Zvika Netter, CEO of Innovid describes himself as an “entrepreneur since I was a kid.” He founded his company Innovid in 2007 initially as a non-profit in order to explore what could be done with video. As changes occurred in the competitive landscape, the company soon focused on advancing creative within paid video placements for advertisers, starting with the addition of interactive (clickable, shoppable) features. Today, Innovid’s platform is device and buyer agnostic, and boasts a suite of programmatic, analytics, and viewability solutions.
In this interview, Netter talks about his company, industry challenges such as fraud and viewability, privacy, the use of data and segmentations as well as how the future of media will look.
Charlene Weisler: What is your definition of TV?
Zvika Netter: I don’t have one. I don’t think that it is necessarily content or device-specific. You could also ask ‘What is a movie?’ But what happens when you release a movie on TV? Or when they offer TV content on a phone? When it comes to the future of TV it comes down to the screen you are watching – and the content choices you as a consumer are making.
Charlene Weisler: Why did you shift the focus of your company from technical tools to focusing more on ads and branding?
Zvika Netter: We had a core idea, which surfaced from how HTML fundamentally impacted print — e.g. the transformation of newspaper to digital, real-time content via the web. It put consumers in the driver’s seat and allowed them to consume content whenever, wherever and however they chose. So as video consumption rose, we knew there was a need to ensure engagement and personalization of this type of content on the web, especially when it came to advertising.
Charlene Weisler: There is a difference between advertising on YouTube and via Programmatic.
Zvika Netter: Advertising (should) offer creative, rich, and relevant experiences. Companies like Roku and Youtube, for example, are managing assets, measuring across screens. We are expanding to ad serving beyond the ad creative to video ad serving offering everything agencies need to deliver a campaign except media.
Charlene Weisler: What type of data do you use?
Zvika Netter: We use a lot of unique data – viewability, completion rate, engagement rate, and so on. Additionally, we can tie in programmatic and creative metrics from third parties or integrated partners on our platform. We can correlate with viewer intention from interactive ads where you can engage to see a full movie trailer, for example, to send a message to a phone or print coupons. In short, we can help promote consumer actions and drive them through the funnel.
Charlene Weisler: Do you use segmentations?

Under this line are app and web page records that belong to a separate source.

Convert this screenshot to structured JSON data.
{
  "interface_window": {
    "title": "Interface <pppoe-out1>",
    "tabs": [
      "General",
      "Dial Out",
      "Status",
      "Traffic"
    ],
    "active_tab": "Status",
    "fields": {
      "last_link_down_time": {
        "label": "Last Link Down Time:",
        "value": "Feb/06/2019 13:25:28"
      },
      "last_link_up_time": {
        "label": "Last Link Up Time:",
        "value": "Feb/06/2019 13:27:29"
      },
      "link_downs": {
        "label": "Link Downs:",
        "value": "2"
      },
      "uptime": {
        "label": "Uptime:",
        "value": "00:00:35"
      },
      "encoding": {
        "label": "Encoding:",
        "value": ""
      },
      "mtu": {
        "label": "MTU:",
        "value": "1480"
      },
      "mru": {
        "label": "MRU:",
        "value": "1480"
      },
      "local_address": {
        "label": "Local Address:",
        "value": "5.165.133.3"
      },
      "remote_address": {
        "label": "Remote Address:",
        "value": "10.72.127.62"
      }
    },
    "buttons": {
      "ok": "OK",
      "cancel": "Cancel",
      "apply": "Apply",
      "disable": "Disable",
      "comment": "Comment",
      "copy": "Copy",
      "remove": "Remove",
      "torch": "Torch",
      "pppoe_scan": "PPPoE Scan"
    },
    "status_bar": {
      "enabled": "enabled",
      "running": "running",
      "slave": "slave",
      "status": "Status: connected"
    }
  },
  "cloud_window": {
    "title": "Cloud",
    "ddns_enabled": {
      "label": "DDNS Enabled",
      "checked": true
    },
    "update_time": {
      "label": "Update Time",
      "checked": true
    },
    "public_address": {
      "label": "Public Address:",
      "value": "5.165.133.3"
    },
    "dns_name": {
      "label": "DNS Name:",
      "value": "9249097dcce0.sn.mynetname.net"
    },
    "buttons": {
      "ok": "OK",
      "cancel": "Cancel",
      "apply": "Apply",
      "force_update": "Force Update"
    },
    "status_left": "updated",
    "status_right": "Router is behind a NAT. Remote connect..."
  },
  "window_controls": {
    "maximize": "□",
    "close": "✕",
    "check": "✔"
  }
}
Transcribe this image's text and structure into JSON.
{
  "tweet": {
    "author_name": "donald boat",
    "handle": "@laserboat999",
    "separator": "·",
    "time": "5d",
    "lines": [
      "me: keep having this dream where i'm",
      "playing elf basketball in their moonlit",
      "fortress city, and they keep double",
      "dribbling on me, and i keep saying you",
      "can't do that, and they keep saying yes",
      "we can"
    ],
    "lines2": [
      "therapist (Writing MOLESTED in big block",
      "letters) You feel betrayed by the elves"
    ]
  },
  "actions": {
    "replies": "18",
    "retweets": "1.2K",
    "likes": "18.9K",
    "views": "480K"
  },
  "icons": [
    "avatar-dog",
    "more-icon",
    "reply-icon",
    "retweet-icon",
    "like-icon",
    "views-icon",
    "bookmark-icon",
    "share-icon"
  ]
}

Zvika Netter: We recently announced our programmatic creative solution to help advertisers connect their existing programmatic buying strategies with targeted, segmented video content. Essentially, our video platform serves the creative on any device, in real-time, fully optimized for both the screen and the audience segment. This allows us to offer advertisers an addressable component. For example, an advertiser can use the audience they targeted on TV, then receive detailed information from their DMP about that audience and change the creative for digital. We use this third-party data to enact hyper-targeting, which can be very timely for promotions and can be tailored to specific locations and inventory.
Charlene Weisler: What metrics do you use?
Zvika Netter: We provide a variety of metrics to help advertisers understand the success of their video campaigns across all devices, and media partners: engagement rate, completion rate, viewability, awareness and so on. We also are beginning to add metrics that help advertisers directly connect video the marketing funnel, such as purchase intent, brand lift and sales.
Charlene Weisler: What about privacy?
Zvika Netter: We don’t buy and sell audiences and we don’t store any data on audiences. We only use third party data integrations when the advertiser requests it.
CW: How do you think the media landscape will look in the next three to five years?
Zvika Netter: The next three to five years will see the most significant revolution in media. More than 80% to 100% of video content will be on the Internet. This will be the key disruption to a 70-year-old industry. There is a legacy with hard infrastructure cost that will vaporize. It will be very easy to distribute video on a massive scale, in order to reach consumers on every device, and TV will enable where that behavioral infrastructure happens at scale. Further, video will no longer be a passive experience, but one that consumers demand an interactive experience, leading to a more profitable e-commerce model directly from TV.